The Level Up
Meet The Running Coach Advocating For POC Representation On The Trails
“We've done years of listening and learning," says Dora Atim, founder of Ultra Black Running. "Now it's time to put it into play.”
In “The Level Up,” changemakers in the fitness and wellness industries tell us how they’re making an impact in their communities, from pushing for inclusivity to promoting body acceptance and so much more. Here, Dora Atim, Nike coach and founder of Ultra Black Running, talks about the importance of seeing yourself represented in your sport.
When Dora Atim started running at 19, she never expected it to stick. She was only doing it to supplement her boxing training. “I’d go running super late at night because I was embarrassed to be out doing something I had no idea how to do,” says London-based Atim, now 30.
One day, everything clicked. After settling into a routine where she pushed herself a little further each time — running to one traffic light before taking a break, then two — Atim decided to run without stopping. She fired up her usual house music playlist, hit the pavement, and didn’t stop until she completed her first 10-kilometer run. “That opened up so many possibilities,” she says. “I felt like I could do anything, even if it was hard, as long as I broke it up into smaller goals.”
Since then, she’s run countless races, become a mentor to transgender youth in the sport, and earned the title of Nike running coach in 2018. When she moved to the countryside in 2020 at the beginning of the lockdowns, she took up trail running and quickly noticed non-Black people questioning her presence. That’s when Atim founded Ultra Black Running, a community for Black women and non-binary runners.

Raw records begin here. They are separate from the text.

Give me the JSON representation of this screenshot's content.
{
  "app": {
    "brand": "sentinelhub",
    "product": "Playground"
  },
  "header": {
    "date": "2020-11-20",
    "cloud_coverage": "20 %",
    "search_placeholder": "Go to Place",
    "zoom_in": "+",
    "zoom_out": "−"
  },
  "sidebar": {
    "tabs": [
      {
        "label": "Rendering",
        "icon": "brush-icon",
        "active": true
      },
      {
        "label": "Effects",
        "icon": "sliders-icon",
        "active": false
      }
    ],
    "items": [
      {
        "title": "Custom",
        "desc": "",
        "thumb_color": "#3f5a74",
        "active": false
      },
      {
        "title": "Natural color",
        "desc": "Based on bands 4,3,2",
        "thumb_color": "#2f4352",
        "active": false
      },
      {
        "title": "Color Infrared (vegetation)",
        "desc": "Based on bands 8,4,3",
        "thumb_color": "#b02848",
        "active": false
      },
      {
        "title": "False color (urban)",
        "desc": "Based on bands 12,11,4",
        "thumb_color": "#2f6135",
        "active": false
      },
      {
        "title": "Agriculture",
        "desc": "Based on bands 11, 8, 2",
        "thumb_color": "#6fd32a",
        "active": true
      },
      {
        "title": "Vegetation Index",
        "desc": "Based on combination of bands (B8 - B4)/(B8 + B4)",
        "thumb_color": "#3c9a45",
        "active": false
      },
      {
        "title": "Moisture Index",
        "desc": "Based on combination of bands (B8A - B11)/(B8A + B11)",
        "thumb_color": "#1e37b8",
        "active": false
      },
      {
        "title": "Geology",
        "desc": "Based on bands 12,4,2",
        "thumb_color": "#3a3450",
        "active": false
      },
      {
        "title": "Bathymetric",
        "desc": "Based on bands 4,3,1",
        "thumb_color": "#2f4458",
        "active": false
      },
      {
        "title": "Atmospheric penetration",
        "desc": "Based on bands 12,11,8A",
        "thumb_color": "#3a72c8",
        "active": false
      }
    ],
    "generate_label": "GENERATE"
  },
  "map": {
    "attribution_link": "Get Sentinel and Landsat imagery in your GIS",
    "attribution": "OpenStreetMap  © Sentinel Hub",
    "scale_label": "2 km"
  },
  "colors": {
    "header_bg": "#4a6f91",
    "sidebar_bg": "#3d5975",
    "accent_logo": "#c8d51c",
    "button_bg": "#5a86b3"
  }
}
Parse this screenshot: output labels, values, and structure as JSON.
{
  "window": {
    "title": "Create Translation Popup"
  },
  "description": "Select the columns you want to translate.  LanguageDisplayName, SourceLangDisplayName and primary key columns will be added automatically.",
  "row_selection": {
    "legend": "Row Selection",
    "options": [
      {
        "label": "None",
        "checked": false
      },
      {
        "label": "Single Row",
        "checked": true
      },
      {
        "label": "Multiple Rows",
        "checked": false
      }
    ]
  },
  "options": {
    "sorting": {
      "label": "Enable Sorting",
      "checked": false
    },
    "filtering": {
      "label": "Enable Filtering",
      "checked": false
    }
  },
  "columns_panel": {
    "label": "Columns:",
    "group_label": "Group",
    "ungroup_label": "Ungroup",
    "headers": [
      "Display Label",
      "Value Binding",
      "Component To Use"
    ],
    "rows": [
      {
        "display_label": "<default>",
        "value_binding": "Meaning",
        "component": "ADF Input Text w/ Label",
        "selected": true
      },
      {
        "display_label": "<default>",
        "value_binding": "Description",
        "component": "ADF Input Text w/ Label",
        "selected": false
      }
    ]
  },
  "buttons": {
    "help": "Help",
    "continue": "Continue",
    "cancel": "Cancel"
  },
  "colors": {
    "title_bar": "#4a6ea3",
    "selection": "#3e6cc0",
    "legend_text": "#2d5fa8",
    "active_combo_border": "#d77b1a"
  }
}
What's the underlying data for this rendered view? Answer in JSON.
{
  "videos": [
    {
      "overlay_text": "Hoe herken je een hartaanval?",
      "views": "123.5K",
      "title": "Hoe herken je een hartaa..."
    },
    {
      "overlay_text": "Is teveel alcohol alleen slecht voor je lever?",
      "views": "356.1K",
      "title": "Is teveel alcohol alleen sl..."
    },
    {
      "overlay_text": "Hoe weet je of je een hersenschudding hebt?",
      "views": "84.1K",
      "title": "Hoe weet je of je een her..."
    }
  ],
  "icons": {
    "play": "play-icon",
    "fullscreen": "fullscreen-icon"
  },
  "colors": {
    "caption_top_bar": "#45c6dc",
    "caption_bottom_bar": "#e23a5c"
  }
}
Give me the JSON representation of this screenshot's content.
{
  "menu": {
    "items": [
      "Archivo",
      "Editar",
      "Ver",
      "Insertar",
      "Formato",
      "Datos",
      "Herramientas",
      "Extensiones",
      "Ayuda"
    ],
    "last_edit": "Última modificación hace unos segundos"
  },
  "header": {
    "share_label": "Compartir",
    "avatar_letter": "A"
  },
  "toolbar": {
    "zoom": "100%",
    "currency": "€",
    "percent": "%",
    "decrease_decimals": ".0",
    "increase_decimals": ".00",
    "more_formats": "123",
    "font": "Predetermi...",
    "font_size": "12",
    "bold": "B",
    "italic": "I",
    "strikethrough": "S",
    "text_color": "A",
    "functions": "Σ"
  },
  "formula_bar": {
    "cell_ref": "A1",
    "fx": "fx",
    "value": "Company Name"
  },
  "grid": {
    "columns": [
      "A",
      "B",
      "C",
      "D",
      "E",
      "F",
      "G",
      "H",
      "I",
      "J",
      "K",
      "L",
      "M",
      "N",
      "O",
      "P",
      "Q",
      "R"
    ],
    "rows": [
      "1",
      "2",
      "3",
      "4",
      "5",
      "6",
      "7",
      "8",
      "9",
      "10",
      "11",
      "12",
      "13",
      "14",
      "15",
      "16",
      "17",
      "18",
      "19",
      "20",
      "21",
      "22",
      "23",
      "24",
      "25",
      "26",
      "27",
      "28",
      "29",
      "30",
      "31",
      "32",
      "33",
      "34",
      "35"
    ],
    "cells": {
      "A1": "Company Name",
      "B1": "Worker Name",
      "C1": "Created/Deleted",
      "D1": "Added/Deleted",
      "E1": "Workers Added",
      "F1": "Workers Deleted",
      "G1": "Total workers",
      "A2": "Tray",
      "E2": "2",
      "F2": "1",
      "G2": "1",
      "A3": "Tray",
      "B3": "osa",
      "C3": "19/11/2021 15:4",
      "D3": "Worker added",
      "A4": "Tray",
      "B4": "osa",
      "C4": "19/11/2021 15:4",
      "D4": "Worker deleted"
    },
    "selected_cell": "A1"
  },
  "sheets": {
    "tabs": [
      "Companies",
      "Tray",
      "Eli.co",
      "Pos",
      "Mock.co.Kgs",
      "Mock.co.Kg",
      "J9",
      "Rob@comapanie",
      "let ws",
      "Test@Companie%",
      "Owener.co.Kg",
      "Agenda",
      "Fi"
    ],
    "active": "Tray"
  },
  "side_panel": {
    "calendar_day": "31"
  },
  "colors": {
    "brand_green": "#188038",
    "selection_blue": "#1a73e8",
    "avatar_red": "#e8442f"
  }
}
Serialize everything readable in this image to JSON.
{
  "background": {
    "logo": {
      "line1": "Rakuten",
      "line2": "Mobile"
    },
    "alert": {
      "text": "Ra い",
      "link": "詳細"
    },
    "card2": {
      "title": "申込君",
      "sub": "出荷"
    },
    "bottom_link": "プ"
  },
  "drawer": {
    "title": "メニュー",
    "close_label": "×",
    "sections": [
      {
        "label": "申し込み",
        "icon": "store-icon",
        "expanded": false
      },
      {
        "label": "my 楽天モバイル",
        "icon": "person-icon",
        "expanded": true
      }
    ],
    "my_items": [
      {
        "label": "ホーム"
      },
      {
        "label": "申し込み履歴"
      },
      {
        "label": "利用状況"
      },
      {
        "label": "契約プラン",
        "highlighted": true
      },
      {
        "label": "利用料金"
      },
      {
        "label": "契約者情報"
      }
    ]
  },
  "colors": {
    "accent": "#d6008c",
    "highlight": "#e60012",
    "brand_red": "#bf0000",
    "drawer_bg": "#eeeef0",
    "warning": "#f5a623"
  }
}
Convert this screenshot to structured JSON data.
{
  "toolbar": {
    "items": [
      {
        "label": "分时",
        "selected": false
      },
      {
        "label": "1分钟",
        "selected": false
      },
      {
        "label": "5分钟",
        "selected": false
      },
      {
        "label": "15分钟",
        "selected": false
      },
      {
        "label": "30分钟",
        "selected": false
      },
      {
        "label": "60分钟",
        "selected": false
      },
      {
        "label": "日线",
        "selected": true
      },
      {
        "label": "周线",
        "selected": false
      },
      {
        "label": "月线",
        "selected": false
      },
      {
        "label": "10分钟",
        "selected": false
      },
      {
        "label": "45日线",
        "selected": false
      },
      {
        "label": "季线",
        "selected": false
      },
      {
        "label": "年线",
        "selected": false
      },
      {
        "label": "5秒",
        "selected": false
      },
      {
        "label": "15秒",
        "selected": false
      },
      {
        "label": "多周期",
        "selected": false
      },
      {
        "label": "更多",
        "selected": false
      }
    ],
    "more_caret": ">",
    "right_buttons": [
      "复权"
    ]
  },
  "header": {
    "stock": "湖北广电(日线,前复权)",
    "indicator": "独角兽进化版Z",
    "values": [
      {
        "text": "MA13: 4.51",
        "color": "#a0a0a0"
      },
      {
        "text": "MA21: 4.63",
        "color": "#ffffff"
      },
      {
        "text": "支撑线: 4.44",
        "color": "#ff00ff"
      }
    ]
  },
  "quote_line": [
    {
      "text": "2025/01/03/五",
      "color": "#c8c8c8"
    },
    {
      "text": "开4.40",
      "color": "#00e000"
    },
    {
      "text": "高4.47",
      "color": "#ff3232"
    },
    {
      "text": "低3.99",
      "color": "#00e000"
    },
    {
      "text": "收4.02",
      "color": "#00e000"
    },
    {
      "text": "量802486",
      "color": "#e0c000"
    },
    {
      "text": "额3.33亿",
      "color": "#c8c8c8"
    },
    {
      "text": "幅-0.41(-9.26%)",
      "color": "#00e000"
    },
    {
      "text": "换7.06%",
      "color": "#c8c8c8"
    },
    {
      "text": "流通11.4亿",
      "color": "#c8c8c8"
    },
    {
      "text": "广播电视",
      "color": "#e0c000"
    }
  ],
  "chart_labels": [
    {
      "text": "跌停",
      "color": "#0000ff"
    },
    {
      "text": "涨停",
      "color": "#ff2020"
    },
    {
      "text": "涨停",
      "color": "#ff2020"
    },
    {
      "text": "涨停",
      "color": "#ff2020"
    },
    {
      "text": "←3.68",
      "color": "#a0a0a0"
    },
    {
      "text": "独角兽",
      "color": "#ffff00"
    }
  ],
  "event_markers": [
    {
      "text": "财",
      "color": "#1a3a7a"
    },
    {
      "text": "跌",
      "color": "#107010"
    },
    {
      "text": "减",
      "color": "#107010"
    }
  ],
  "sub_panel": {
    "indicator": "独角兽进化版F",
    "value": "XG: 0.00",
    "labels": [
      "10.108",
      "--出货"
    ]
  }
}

What started as a trail run with a group of friends swiftly morphed into in-person and online community thousands of followers strong where folks can go on group trail runs, participate in races, talk about running and beyond, and forge community in a historically white, male-dominated sport.
Here, Atim tells Bustle about her mission to help Black women and queer people find belonging — and joy — in the sport.
Tell me more about why a community like Ultra Black Running is so badly needed.
In 2020, trail running was making me feel amazing. It was the only way I could process that time. But when I was out on the trails, people would stop and ask me what I was doing. It was bizarre — clearly, I was running, but it made me feel like I didn’t belong. I became really anxious and depressed and decided not to run for a while.
After my friends asked me why I’d stopped running, I went out for a sunrise run while listening to an old house music playlist. I ended up breaking down while running through the forest — bawling, ugly crying — but it was a feeling of relief. It was also a feeling of sadness about what was going to happen next [during the pandemic] and about where we stand in this world. I was just letting it all out.
When I got back from the run, I realized I want everyone else to feel like this — specifically people who look like me and can relate to me. I texted the group chat and said, ‘Girlies, we’re going on a trail run.’ And that’s how I birthed Ultra Black Running.
What can non-Black folks do to make the running community more inclusive?
It doesn’t have to just be me; it doesn’t have to just be Black women. Those who are supporting us and who are in our corner every step of the way can also help.
I think there’s a reluctance with supporting marginalized groups sometimes, because no one wants to do or say anything wrong. But everyone gets things wrong — instead, the intention just has to be there. We’ve done years of listening and learning. Now it’s time to put it into play with relationship building, utilizing resources, coming together, and creating spaces to talk.
What can the running industry do to make itself more accessible to all runners?
It’s all about removing barriers to entry. For example, people from London don’t necessarily drive, so are you hosting a race closer to train stations? Or do you have shuttle services?
It’s the same with race entry fees. Do you have a program where part of every entry fee goes towards a fund that gives people tickets who otherwise can’t access them? Just because you can’t afford something doesn’t mean that you should be excluded from it. These changes come with talking to community leaders and organizers. Don’t guess.
Tell me about your work with youth.
My greatest accomplishment is a mentorship program with Badu Sports for young women of color. It connects them with jobs in the world of sports or as athletes. It’s incredible seeing what the girls are doing now — some have internships at Sky Sports, and some have gone on to train and qualify as athletes in skeleton.
I’ve also coached kids and young people for about 15 years in various sports and worked on youth projects to support employment. This all links back to running. When working with vulnerable young people who are dealing with serious situations, I always tell them, ‘I don’t have the answers, and I don’t know how it feels to be in your shoes. But just go for a run to clear your head.’
What do you hope the running world looks like in the future?
Very colorful. Lots of ages. I hope it’s a place where everyone is from different walks of life, and where people can just come and feel joy.
This interview has been edited and condensed for clarity.